Judges in giving its flexible provisions effect must do so with this essential limitation constantly in mind. To proceed to summary judgment it is not sufficient then that the judge may not credit testimony proffered on a tendered issue. It must appear that there is no substantial evidence on it, that is, either that the tendered evidence is in its nature too incredible to be accepted by reasonable minds, or that conceding its truth, it is without legal probative force. Testing appellant's offer of proof by this rule, it plainly appears that an issue on which he is entitled to a jury trial has been summarily determined against him.
In American Casualty Company v. Windham, 5 Cir., 107 F.2d 88, 90 (following the rule carefully set out in Columbia Casualty Co. v. Lyle, 5 Cir., 81 F.2d 281,
Nor does appellee stand any better on its position that though the judgment in the declaratory suit must be reversed, the judgment in the damage suit must be affirmed because when it was entered, the judgment in the declaratory suit stood unappealed and unreversed and, pleaded as res judicata, it entitled appellee to a judgment in the second suit. For while there is some difference of opinion under the authorities as to whether a judgment which is in process of being appealed, may be pleaded as res judicata, 34 C.J. 898, Section 1307, and notes, it is settled law that when it is brought to the attention of the appellate court on the appeal of the second judgment that the first judgment has been reversed, that court will reverse the second judgment.
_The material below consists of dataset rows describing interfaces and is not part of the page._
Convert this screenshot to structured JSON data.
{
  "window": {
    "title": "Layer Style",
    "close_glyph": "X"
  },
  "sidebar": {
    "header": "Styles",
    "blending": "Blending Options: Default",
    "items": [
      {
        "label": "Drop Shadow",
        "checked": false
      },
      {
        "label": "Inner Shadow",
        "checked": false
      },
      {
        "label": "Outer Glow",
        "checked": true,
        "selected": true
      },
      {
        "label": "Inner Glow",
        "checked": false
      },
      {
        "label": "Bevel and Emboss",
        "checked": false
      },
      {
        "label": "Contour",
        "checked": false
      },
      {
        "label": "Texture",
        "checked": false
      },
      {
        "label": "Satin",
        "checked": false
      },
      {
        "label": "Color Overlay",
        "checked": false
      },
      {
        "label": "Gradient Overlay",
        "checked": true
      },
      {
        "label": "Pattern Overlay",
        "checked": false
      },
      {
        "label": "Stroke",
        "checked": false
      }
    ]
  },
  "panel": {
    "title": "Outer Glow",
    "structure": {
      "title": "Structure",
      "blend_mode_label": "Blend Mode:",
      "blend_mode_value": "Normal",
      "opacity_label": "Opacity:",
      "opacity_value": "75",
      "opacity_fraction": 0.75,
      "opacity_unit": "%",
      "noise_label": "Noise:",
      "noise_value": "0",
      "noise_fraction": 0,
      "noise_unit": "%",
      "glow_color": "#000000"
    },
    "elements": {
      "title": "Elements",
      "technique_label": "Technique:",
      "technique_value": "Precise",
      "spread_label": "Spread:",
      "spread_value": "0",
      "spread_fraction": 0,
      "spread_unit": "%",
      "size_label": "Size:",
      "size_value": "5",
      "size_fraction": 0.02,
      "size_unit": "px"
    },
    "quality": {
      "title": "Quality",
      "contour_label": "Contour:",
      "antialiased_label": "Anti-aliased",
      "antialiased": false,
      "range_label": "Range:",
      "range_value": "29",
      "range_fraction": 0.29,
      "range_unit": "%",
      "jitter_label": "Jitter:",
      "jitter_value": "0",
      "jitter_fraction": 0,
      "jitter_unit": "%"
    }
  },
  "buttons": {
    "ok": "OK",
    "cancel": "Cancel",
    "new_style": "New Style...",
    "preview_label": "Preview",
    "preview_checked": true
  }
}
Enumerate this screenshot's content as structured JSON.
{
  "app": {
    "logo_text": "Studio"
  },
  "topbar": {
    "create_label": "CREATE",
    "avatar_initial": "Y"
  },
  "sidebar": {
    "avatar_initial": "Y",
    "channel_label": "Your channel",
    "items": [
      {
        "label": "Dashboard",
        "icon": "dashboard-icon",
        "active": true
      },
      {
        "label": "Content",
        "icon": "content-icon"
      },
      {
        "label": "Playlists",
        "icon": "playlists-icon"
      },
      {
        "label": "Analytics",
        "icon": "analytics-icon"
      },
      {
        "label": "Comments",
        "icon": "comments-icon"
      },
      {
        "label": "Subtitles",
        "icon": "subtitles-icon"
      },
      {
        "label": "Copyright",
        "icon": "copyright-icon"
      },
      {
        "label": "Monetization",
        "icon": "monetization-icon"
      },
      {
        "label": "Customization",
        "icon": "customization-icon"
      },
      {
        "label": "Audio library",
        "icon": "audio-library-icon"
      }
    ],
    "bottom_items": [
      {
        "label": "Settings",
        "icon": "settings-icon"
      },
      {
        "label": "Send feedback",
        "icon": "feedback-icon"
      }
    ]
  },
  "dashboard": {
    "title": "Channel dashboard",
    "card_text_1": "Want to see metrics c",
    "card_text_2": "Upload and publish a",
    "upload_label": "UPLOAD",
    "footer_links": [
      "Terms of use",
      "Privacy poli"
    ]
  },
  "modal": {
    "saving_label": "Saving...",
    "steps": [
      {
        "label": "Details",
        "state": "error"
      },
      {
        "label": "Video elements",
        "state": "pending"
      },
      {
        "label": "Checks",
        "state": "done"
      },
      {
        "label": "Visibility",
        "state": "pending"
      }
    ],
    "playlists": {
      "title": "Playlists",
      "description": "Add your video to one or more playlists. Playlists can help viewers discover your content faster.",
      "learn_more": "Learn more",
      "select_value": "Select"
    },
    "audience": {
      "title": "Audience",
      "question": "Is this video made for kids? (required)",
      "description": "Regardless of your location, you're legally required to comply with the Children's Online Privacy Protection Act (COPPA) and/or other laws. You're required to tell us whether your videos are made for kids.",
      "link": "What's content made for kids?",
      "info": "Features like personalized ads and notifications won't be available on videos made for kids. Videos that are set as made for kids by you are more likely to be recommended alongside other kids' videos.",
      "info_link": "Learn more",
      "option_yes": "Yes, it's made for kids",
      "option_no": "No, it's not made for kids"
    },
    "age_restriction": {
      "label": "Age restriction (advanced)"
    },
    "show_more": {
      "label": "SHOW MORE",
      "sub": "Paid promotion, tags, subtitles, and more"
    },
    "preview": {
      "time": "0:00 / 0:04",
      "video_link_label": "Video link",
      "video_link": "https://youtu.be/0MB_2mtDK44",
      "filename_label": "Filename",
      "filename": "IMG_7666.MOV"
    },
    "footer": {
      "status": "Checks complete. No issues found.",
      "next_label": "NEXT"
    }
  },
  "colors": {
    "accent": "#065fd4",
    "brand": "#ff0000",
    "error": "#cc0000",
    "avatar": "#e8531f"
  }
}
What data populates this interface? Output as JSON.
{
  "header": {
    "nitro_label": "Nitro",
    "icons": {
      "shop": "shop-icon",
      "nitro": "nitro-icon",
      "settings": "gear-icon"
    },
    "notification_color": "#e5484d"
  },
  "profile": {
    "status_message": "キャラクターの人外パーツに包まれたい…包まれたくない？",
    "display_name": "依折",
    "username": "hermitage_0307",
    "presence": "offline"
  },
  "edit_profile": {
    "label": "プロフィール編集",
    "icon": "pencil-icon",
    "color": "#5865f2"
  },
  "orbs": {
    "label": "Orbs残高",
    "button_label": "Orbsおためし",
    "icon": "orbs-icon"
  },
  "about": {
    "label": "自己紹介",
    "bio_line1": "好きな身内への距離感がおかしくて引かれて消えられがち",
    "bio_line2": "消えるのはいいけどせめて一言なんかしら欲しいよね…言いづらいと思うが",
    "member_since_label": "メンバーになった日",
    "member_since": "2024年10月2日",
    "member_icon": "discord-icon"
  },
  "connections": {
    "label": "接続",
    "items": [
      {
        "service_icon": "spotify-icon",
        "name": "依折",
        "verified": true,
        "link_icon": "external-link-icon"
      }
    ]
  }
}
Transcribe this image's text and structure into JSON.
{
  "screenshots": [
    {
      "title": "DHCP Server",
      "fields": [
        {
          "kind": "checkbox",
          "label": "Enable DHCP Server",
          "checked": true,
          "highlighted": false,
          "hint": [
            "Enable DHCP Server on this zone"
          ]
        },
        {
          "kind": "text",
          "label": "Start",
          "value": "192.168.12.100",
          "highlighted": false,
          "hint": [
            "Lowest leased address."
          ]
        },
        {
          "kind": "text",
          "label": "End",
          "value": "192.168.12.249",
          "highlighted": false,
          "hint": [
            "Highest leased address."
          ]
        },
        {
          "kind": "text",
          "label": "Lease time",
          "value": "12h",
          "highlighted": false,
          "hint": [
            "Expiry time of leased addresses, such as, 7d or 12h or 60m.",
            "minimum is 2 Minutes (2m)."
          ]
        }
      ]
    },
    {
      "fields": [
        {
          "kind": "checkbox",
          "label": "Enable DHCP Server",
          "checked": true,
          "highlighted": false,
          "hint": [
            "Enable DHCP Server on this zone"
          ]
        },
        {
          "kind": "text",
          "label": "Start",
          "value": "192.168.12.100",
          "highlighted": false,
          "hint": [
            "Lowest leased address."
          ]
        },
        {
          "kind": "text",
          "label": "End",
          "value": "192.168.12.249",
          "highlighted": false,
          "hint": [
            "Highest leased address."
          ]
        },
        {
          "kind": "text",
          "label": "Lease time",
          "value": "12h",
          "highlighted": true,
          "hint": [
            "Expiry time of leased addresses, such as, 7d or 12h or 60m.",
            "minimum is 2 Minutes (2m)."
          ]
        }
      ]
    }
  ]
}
Ransom v. City of Pierre, 8 Cir., 101 F. 665, especially will this be done where the court to which the second judgment is appealed, is the court that reversed the first judgment. Butler v. Eaton, 141 U.S. 240, 11 S.Ct. 985, 35 L.Ed. 713, and more especially will it be done where as here, the two suits were tried, the two judgments entered in the same court in causes, proceeding pari passu, and the appeals were heard and submitted in the same appellate court at the same time. The judgments on both appeals are reversed and the causes are remanded for further and not inconsistent proceedings.
Reversed and remanded.
"I had the privilege of using the car any time I wanted to. I didn't say that I had her consent. I kept the keys at all times, and I used the car when I wanted to.
"Q. With her consent? A. I hadn't asked her.
"Q. Did she object to it? A. No, sir, she knew of my using it.
"Q. She knew that you were using the car? A. Yes, sir.
"Q. She knew that you carried the keys? A. Yes, sir.
"Q. She never objected to your making use of it? A. She told me I could use it to go home and to dances and to ride my friends sometimes."
The District Judge excluded this evidence and refused to consider it in making up his judgment, whereupon appellant defendant moved for a continuance in order to secure Jones' affidavit. The motion was denied and the cause proceeded to judgment. On a motion for new trial defendant offered the affidavit of Jones in which in addition to what he had testified to, he said: "I had the privilege of using the car at any time I wanted to and she knew I used it and she never at any time made any objections to my using it. I have used her car many times to go to dances and sometimes I told her before I went that I was going to use the car. On other occasions I told her about using her car for personal pleasure and she never objected or protested in any way."
In No. 9443, plaintiff offered this affidavit.